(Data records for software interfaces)
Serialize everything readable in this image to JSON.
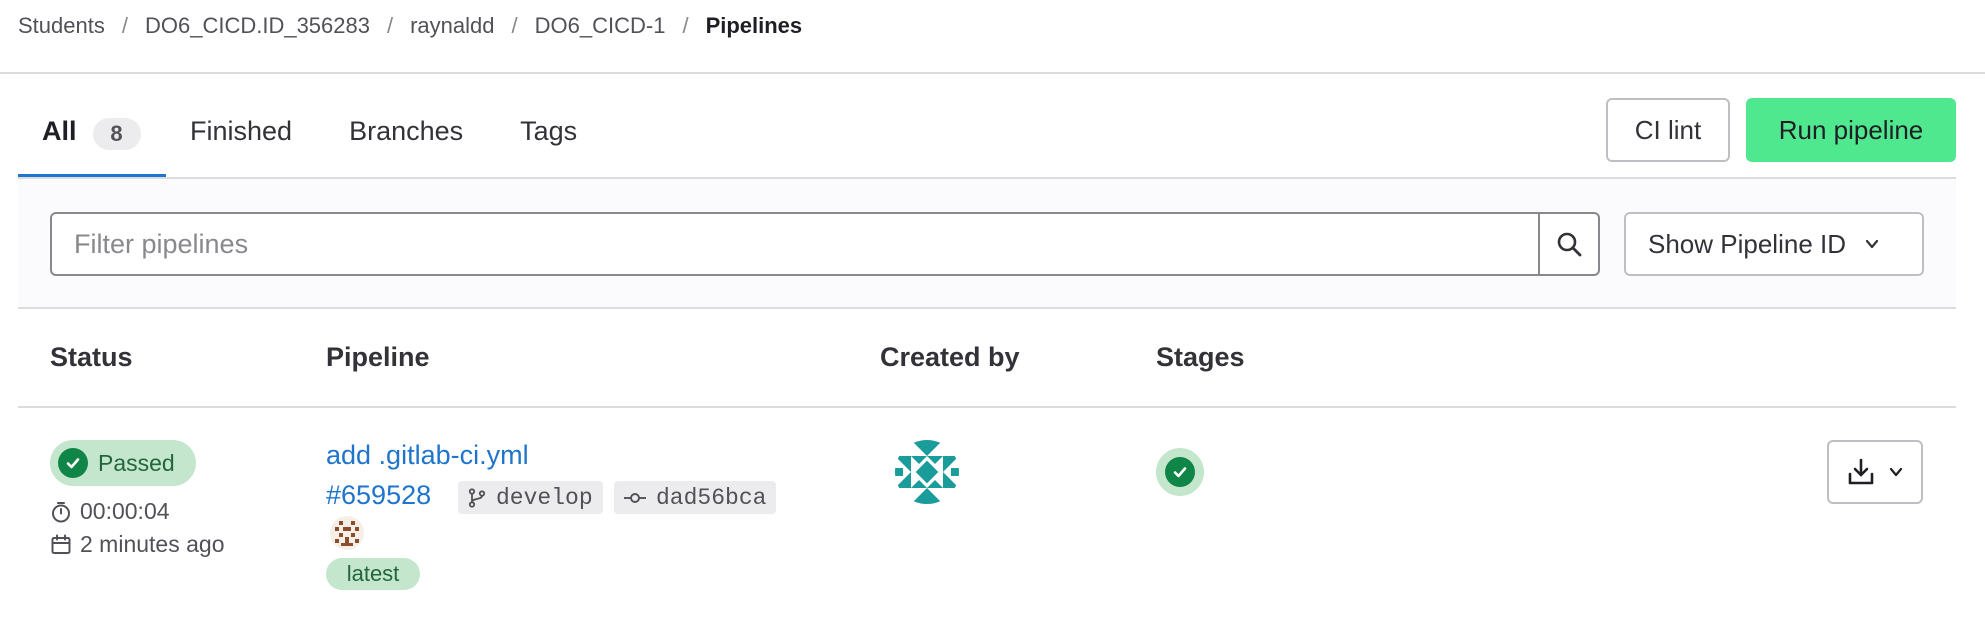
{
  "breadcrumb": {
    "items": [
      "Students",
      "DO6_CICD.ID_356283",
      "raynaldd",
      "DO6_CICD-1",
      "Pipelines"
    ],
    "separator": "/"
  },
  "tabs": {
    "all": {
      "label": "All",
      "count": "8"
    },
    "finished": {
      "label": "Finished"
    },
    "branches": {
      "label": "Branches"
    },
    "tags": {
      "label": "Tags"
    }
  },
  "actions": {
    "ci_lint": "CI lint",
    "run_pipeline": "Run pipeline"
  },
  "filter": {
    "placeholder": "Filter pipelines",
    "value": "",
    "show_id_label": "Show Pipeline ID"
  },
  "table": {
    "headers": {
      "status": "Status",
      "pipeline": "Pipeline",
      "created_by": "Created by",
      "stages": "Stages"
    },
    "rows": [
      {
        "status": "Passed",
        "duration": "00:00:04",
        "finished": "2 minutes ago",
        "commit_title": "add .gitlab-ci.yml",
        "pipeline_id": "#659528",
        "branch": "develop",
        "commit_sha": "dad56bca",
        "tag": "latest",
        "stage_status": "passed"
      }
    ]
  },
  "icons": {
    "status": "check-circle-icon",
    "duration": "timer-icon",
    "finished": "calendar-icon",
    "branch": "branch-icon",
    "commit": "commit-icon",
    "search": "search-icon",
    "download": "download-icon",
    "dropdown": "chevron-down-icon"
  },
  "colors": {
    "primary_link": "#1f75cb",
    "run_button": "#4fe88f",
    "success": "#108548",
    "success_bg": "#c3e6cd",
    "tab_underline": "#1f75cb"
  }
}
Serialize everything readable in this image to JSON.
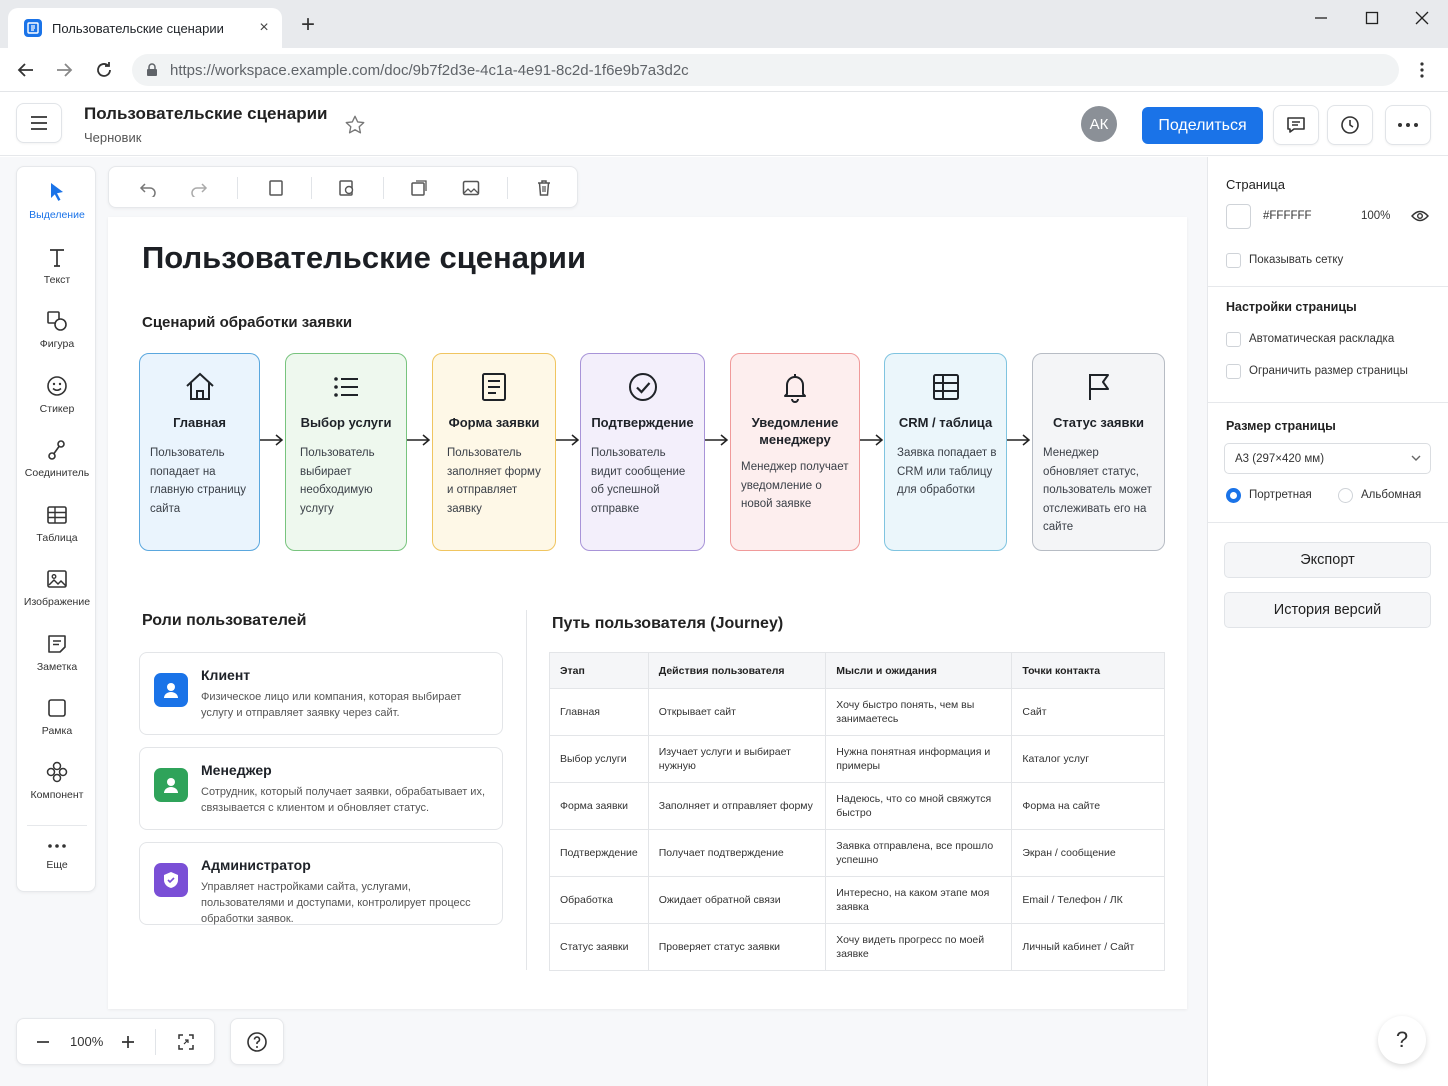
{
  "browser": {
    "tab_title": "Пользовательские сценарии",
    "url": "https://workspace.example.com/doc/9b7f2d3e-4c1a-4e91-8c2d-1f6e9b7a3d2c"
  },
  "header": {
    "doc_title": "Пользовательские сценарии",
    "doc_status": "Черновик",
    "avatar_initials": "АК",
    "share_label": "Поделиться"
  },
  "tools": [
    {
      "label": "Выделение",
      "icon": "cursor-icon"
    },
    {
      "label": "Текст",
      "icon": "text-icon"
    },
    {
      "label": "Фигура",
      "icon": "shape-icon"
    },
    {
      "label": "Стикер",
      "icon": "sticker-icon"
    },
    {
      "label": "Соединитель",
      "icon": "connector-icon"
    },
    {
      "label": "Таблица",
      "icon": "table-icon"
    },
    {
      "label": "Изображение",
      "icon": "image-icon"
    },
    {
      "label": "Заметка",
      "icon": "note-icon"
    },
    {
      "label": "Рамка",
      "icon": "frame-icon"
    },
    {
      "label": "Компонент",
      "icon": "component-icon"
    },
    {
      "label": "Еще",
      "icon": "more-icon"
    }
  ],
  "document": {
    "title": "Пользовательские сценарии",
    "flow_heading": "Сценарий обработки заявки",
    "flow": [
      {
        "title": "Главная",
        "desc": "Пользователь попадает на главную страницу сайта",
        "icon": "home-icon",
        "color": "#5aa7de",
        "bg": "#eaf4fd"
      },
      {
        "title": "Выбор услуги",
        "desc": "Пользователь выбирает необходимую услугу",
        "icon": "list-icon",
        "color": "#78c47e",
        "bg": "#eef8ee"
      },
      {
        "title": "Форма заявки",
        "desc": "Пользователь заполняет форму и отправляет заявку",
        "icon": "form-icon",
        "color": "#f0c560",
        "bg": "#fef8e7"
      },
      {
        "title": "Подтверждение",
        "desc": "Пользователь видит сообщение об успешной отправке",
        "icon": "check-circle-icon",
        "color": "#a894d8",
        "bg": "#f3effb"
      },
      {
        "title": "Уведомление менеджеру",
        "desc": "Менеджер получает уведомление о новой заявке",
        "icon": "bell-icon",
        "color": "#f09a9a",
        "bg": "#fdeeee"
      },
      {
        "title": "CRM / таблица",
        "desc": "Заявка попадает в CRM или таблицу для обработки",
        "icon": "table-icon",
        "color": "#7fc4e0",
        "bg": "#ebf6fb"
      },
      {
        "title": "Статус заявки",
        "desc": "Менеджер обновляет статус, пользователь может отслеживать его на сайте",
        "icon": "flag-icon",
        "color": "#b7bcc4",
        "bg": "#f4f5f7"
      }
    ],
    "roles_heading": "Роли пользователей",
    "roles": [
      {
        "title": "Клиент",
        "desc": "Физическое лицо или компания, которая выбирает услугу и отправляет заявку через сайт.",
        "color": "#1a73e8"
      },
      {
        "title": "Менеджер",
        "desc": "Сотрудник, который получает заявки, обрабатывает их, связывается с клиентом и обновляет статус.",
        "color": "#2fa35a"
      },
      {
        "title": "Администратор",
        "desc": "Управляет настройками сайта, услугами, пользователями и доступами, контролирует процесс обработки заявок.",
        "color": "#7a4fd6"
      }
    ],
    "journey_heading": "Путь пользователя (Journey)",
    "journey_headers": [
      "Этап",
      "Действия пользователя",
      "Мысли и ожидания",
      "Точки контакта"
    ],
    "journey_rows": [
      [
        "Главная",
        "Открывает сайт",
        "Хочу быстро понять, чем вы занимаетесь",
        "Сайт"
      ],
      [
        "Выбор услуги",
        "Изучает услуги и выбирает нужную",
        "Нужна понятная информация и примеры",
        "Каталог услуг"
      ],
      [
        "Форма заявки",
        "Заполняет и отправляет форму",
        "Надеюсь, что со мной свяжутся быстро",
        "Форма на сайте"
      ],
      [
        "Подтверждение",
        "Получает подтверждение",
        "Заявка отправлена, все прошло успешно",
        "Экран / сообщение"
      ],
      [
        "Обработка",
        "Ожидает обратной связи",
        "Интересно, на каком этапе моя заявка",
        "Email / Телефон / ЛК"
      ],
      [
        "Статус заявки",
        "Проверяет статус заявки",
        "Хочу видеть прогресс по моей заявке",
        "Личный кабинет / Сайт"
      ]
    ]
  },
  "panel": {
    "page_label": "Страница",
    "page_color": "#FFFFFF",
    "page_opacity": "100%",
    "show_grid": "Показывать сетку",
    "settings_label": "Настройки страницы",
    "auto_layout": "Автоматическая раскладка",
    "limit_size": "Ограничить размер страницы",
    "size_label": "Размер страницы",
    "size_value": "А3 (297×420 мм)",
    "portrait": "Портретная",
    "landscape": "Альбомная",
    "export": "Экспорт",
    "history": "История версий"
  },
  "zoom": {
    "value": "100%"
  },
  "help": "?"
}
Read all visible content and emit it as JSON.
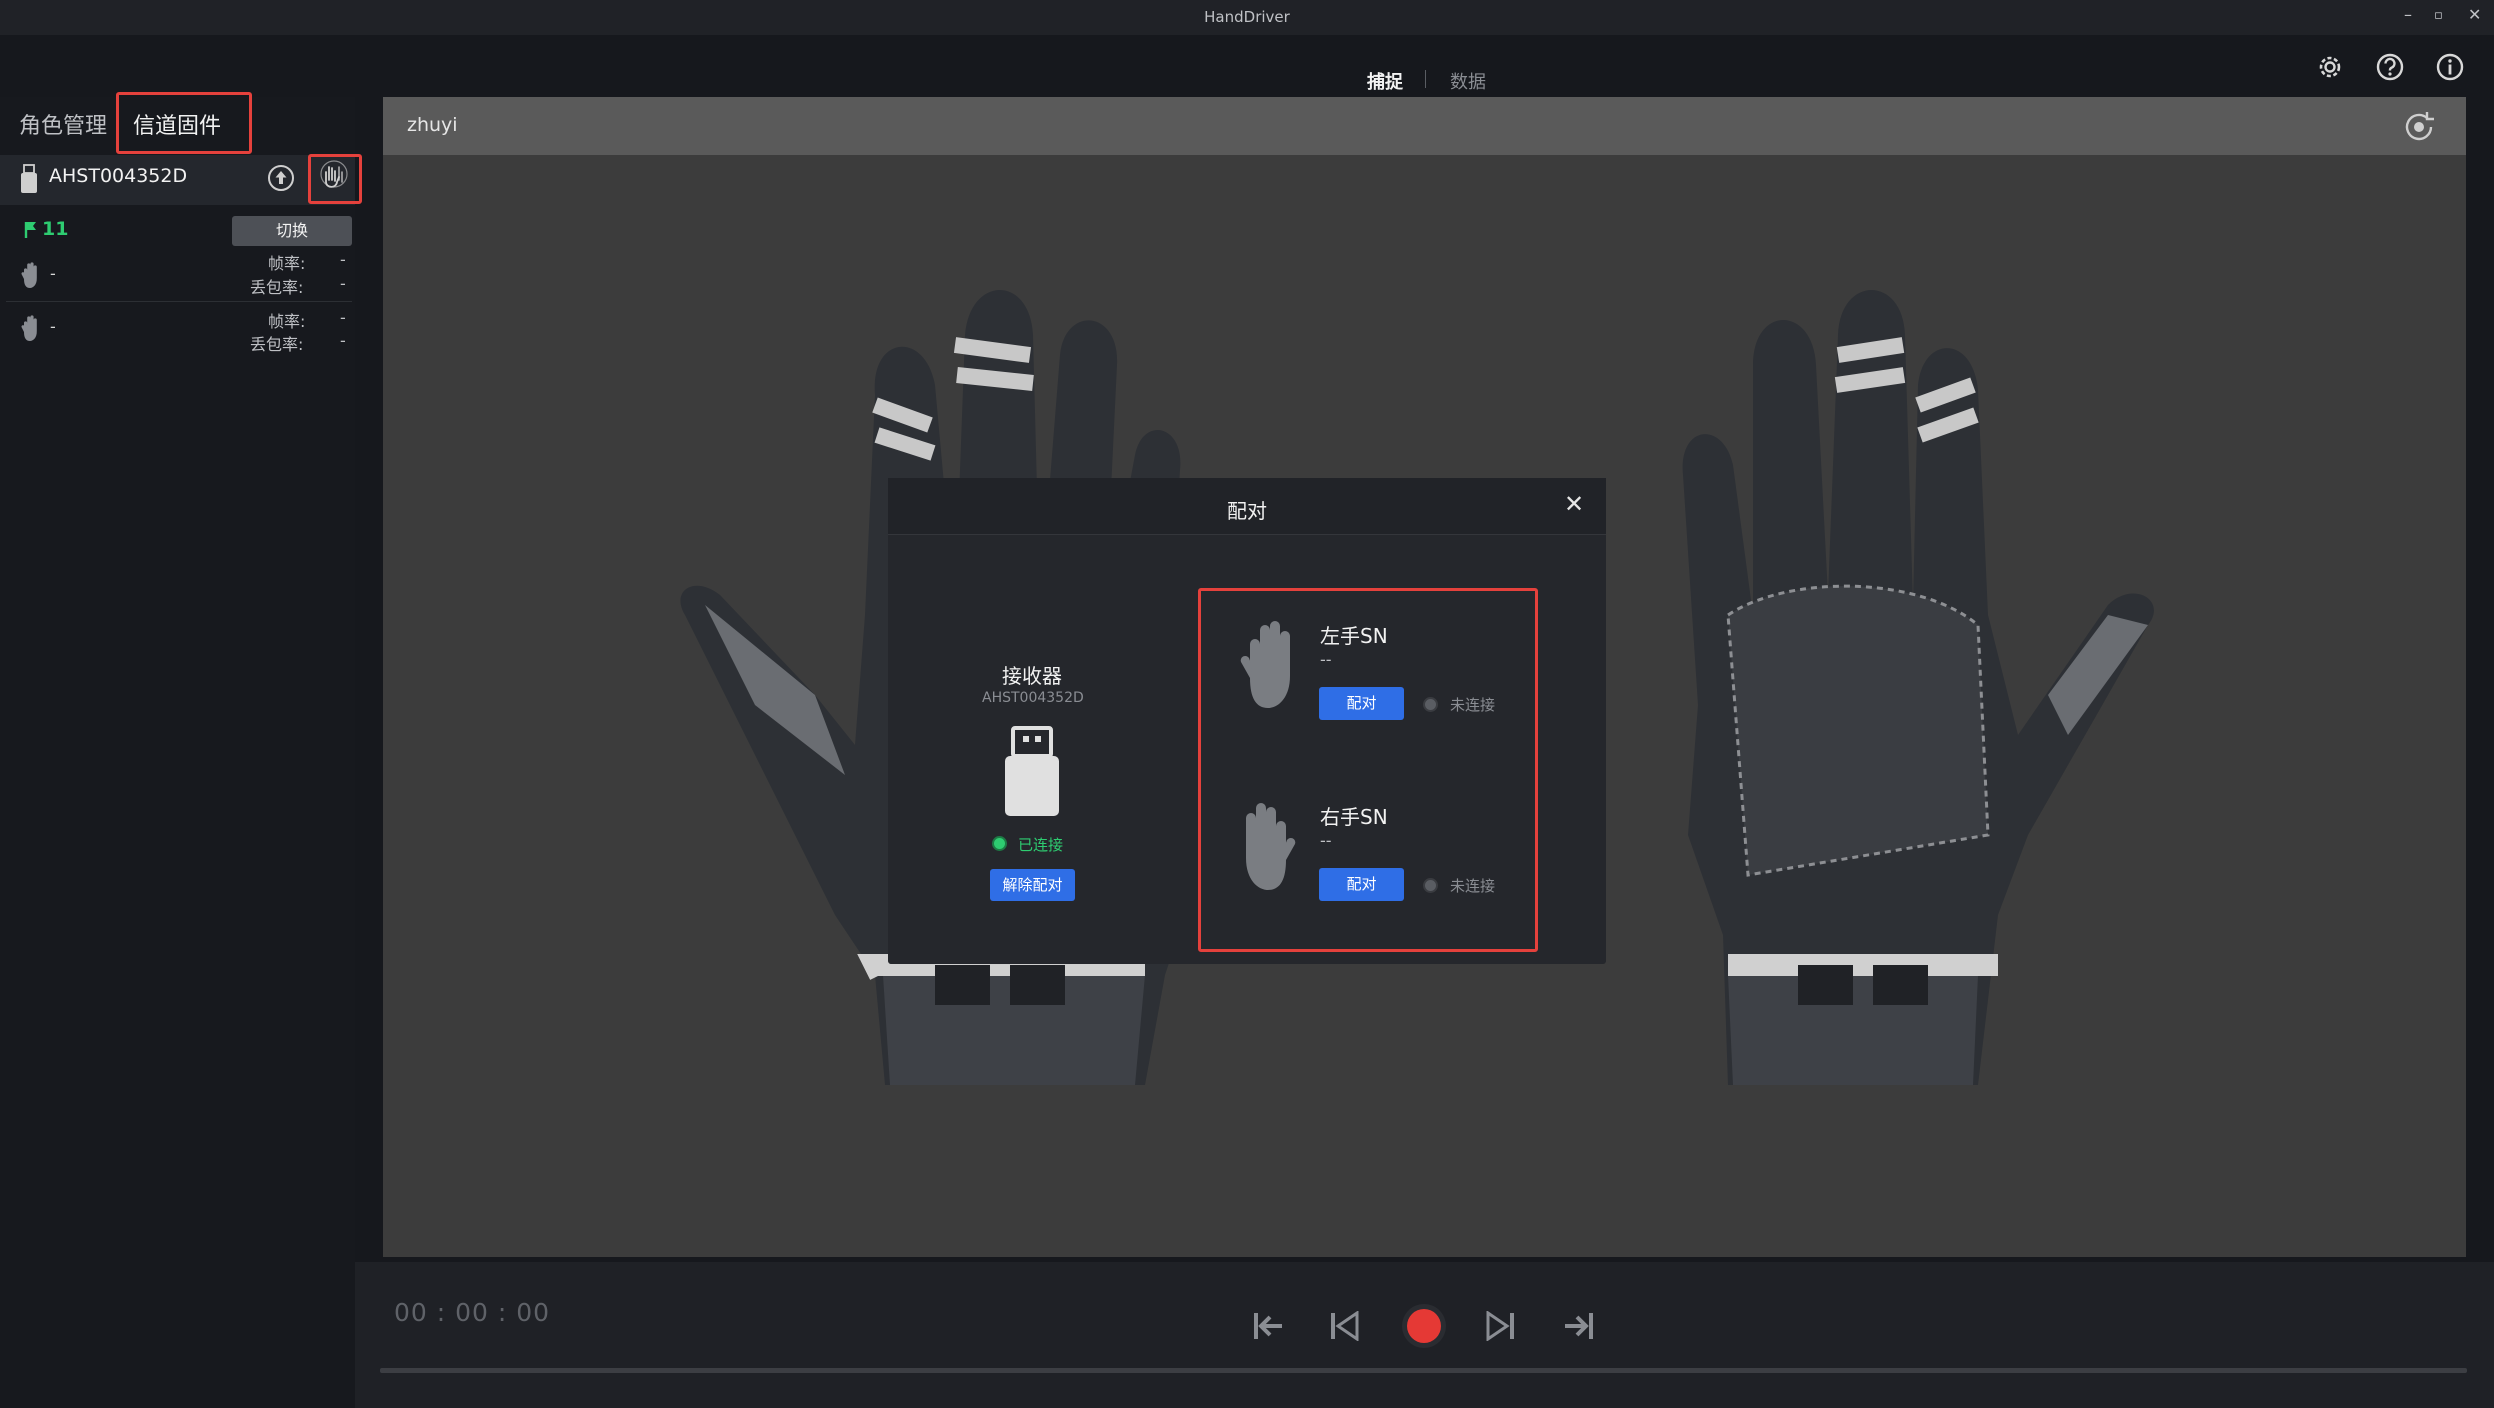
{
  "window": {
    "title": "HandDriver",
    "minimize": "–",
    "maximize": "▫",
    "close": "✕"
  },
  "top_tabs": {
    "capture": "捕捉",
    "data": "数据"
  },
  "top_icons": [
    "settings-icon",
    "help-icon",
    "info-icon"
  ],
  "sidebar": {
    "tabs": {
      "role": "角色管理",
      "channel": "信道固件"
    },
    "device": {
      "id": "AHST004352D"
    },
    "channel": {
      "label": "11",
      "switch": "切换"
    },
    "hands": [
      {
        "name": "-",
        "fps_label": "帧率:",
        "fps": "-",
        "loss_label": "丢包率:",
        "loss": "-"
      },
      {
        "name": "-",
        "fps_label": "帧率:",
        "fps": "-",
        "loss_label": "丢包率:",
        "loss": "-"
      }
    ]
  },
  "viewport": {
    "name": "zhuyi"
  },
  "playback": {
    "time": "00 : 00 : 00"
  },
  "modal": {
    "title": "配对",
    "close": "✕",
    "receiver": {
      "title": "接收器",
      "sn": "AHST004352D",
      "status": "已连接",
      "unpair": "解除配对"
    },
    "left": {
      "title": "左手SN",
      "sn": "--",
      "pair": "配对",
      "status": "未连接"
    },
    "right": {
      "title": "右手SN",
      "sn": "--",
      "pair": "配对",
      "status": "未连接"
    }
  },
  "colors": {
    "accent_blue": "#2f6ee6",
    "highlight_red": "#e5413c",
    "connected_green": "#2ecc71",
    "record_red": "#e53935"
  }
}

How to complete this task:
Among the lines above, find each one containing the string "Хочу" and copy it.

Solved exercise:
        "Хочу быстро понять, чем вы занимаетесь",
        "Хочу видеть прогресс по моей заявке",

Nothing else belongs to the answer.